Web page and app entries
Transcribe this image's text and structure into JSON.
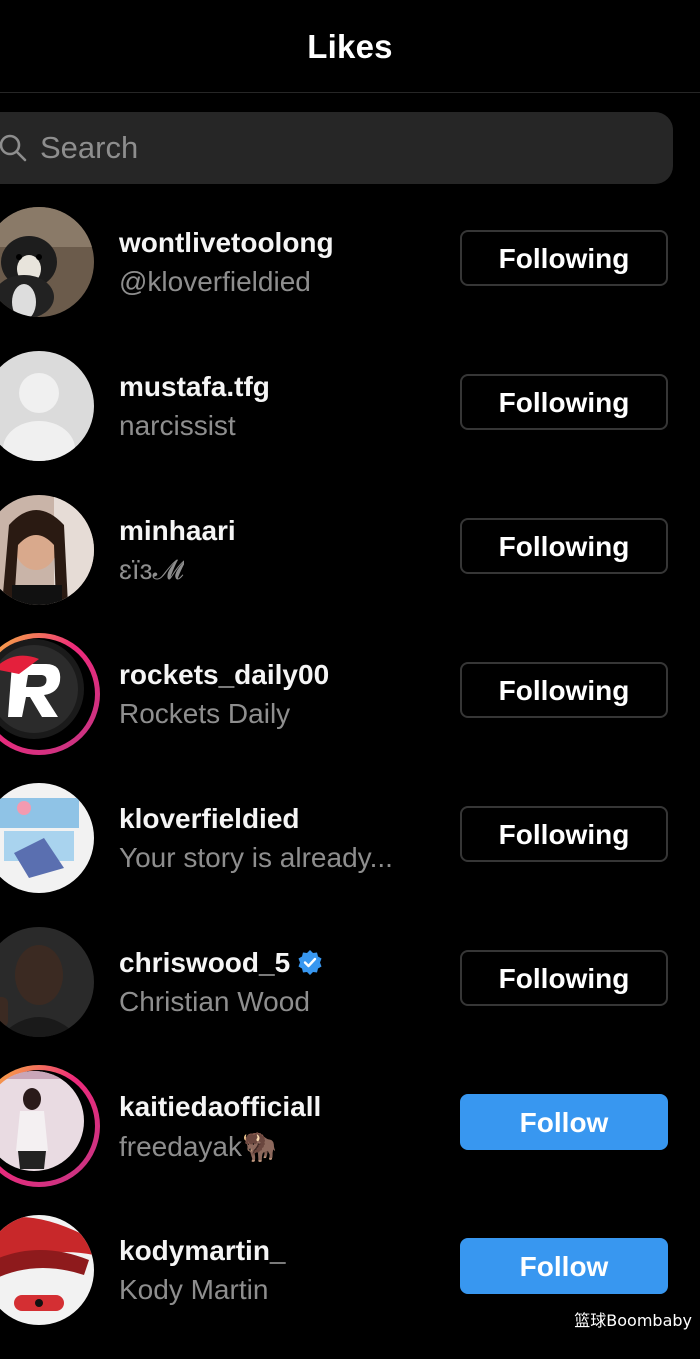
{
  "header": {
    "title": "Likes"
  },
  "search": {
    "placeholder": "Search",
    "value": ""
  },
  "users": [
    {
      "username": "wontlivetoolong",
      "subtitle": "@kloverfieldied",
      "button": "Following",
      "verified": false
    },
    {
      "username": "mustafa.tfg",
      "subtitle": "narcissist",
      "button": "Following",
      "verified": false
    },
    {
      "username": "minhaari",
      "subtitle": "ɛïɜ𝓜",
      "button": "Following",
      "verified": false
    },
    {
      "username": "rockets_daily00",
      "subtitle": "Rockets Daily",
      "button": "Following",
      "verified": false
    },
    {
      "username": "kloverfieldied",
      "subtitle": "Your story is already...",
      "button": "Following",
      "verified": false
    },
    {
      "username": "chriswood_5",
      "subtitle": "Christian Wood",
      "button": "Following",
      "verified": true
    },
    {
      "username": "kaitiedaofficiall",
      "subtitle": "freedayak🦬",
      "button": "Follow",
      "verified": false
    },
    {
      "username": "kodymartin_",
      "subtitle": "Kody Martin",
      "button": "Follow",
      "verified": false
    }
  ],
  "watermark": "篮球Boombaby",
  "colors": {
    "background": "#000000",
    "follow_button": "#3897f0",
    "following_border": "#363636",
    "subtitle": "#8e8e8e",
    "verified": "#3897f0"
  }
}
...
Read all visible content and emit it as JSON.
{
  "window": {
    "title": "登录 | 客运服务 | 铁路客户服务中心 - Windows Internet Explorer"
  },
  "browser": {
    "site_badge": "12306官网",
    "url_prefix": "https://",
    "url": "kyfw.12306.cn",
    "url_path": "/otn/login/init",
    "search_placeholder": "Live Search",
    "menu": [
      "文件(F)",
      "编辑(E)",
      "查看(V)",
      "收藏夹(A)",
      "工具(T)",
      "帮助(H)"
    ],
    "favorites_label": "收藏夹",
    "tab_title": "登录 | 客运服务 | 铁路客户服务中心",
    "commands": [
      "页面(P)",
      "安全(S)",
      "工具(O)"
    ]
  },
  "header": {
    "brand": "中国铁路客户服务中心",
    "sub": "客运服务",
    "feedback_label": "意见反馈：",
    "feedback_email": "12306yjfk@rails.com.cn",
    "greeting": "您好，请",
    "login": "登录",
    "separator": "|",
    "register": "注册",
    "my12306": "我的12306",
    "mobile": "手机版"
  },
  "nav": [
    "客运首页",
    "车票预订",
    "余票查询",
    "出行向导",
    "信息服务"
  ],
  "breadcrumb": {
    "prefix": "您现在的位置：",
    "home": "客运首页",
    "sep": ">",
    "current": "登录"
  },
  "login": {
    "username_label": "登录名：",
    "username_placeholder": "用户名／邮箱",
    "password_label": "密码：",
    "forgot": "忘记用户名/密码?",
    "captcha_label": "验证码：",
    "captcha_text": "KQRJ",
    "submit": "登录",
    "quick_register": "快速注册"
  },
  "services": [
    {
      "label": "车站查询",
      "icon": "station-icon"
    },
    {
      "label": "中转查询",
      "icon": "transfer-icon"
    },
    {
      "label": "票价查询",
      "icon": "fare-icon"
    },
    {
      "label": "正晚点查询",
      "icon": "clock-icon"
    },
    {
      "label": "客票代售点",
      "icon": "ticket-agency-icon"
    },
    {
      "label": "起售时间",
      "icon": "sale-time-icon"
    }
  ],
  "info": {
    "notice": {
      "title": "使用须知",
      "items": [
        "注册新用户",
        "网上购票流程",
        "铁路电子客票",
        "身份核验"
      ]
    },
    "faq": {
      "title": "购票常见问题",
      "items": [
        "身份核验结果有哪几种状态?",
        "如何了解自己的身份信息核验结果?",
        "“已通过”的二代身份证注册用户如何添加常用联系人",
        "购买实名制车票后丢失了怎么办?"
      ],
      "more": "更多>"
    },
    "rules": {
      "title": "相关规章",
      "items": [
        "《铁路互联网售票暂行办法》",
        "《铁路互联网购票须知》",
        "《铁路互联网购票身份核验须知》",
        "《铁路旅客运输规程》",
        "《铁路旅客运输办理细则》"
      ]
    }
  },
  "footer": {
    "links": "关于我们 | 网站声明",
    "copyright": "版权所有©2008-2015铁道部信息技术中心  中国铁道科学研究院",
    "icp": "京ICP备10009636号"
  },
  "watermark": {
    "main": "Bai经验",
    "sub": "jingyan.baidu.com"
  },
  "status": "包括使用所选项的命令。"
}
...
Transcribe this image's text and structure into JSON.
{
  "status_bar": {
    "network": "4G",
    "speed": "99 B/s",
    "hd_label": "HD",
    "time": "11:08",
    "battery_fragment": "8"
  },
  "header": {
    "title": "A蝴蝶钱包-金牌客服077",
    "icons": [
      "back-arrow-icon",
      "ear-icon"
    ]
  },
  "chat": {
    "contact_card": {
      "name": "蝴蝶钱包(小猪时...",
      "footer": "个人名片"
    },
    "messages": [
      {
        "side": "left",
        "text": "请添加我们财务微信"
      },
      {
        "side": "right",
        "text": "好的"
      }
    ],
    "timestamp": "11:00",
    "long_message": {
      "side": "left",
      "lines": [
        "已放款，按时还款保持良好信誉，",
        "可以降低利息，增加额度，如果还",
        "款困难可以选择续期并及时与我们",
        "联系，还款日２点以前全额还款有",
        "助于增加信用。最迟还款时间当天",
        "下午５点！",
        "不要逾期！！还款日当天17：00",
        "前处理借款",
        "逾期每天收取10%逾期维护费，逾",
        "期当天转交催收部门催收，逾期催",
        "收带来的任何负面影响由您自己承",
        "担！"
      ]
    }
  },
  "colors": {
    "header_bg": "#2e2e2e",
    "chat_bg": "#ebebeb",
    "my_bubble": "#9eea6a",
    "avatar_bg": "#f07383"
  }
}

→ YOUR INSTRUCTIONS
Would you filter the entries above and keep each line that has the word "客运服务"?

→ FINISHED EXERCISE
    "title": "登录 | 客运服务 | 铁路客户服务中心 - Windows Internet Explorer"
    "tab_title": "登录 | 客运服务 | 铁路客户服务中心",
    "sub": "客运服务",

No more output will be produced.